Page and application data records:
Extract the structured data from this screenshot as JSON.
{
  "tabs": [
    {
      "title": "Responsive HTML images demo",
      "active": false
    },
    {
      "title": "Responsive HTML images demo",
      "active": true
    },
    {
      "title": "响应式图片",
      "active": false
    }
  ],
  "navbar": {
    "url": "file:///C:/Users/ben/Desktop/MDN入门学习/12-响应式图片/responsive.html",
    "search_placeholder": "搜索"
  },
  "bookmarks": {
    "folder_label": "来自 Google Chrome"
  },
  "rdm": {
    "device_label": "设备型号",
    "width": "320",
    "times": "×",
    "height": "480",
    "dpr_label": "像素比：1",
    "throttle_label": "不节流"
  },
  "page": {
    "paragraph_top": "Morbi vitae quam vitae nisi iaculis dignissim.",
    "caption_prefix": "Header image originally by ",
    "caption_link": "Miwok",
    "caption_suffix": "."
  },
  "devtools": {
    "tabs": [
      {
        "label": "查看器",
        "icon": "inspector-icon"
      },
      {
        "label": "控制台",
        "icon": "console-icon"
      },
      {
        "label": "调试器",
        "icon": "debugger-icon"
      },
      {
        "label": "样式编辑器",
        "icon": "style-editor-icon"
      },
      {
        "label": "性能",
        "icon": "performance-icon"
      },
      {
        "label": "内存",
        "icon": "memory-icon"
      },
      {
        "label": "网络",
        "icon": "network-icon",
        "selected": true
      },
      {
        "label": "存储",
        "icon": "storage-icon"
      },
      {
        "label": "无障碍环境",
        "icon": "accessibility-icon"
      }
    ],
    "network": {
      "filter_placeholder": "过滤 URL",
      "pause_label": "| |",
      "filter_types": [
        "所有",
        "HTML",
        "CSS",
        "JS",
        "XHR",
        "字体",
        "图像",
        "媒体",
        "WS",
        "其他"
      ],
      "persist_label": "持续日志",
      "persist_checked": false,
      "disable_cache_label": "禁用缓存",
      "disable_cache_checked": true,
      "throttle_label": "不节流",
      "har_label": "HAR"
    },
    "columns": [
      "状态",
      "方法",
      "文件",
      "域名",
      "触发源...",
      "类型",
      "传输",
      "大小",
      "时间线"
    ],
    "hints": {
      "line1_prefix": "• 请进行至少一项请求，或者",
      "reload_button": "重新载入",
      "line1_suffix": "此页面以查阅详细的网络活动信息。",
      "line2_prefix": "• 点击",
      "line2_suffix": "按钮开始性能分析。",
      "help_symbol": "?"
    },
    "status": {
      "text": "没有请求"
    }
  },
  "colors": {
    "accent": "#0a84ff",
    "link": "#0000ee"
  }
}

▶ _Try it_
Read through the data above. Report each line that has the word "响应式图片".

▶ _Solution for this task_
      "title": "响应式图片",
    "url": "file:///C:/Users/ben/Desktop/MDN入门学习/12-响应式图片/responsive.html",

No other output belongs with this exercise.